Immigration reform bills would create a 'black eye' for Florida, critics say
Opponents of controversial Arizona-style immigration reform bills moving swiftly through the Florida Legislature had harsh words for the proposals and its sponsors -- including Sen. Anitere Flores, a Miami Republican -- an hour before Flores' bill was scheduled for a committee hearing Monday.
"Arizona has a black eye in the world," said Sen. Arthenia Joyner, a Tampa Democrat. "We don't need that black eye in Florida."
She and two other Democrats, Sen. Oscar Braynon II of Miami Gardens and Rep. Dwight Bullard of South Miami-Dade, decried the proposals as taking attention away from the state's economic woes, which lawmakers from both sides of the aisle have said are their priority. "We've got a solution looking for a problem," Braynon said.
Members of the Florida Immigrant Coalition and the American Civil Liberties Union cautioned that the Florida bills could lead to racial profiling. They also warned that any law would almost certainly face costly legal and constitutional challenges and urged lawmakers to wait for the lawsuits against Arizona's controversial law to make their way through the courts.
One critic, Jose Luis Marantes, the Hialeah-raised son of Cuban immigrants and member of the United We Dream network, showed an ultrasound photo of his unborn baby and said he does not want to raise a child in a state where a law could discrimante against him for his ethnicity.

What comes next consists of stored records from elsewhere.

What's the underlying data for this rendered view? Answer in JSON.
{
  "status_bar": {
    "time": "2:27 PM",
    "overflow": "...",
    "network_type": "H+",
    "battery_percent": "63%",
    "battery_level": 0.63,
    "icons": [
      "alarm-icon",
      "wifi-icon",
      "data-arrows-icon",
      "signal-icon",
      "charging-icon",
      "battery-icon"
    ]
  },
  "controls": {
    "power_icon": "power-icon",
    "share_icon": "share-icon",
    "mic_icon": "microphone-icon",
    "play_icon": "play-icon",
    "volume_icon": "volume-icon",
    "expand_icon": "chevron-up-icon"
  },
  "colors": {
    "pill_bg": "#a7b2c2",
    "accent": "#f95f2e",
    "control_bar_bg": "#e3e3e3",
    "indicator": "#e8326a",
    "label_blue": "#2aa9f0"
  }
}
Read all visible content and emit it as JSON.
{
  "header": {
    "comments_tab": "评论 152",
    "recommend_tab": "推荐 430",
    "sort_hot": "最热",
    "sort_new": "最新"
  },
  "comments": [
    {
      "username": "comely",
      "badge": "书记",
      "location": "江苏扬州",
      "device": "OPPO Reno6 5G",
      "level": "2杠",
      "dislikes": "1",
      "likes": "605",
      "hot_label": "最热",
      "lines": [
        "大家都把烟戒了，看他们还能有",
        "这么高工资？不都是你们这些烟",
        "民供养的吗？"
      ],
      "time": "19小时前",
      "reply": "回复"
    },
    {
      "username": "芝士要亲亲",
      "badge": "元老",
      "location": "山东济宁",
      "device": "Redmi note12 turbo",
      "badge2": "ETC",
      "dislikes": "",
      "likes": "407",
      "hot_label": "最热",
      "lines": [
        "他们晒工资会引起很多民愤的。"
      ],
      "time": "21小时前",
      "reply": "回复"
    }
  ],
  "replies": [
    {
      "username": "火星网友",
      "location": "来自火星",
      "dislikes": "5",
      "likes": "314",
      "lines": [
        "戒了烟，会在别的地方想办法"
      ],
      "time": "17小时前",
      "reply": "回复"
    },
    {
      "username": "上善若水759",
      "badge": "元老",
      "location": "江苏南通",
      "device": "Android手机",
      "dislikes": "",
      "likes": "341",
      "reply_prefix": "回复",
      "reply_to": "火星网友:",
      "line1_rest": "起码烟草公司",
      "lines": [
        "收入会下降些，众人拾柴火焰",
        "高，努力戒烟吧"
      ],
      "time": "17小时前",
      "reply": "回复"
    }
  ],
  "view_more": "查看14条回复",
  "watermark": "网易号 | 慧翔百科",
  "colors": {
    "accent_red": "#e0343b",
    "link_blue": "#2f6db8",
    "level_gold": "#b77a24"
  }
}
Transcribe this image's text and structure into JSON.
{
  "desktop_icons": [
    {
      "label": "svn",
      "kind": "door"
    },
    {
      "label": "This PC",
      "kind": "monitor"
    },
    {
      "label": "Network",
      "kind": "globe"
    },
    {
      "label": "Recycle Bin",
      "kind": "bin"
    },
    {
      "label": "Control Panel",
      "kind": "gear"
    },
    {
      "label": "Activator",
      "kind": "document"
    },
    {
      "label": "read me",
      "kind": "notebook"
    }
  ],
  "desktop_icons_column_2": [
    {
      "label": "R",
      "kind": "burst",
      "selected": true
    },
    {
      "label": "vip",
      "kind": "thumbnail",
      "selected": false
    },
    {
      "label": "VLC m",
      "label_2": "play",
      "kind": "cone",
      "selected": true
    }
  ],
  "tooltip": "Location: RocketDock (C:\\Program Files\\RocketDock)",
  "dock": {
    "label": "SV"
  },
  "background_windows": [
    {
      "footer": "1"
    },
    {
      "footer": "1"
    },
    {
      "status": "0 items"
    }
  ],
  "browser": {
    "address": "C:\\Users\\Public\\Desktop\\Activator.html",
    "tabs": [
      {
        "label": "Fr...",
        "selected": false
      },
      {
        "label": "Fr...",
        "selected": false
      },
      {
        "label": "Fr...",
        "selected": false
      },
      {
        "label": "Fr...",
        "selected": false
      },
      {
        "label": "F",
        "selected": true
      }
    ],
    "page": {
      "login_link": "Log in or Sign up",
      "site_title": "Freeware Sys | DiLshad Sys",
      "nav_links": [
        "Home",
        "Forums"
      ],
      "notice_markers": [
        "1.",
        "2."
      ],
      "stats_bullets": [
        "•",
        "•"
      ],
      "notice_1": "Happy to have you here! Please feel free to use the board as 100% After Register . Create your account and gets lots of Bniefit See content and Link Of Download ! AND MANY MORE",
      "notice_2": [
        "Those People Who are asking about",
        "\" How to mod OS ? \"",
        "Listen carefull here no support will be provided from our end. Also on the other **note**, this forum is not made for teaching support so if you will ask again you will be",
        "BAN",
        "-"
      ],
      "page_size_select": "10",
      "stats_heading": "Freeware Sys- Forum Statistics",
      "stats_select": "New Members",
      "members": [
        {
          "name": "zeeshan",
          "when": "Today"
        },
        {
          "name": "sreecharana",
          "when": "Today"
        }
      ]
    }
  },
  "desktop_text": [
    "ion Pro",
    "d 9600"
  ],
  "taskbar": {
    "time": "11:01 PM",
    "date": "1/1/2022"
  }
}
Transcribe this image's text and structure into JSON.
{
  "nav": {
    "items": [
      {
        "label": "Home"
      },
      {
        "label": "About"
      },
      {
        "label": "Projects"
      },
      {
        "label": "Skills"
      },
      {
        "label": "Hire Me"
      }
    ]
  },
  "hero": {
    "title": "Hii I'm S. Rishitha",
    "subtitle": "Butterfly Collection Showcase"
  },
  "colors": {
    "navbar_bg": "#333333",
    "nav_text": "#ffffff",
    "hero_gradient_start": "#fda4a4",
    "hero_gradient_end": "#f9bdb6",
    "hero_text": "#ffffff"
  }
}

"It is despicable," Marantes said. "I ask our legislators to have compassion."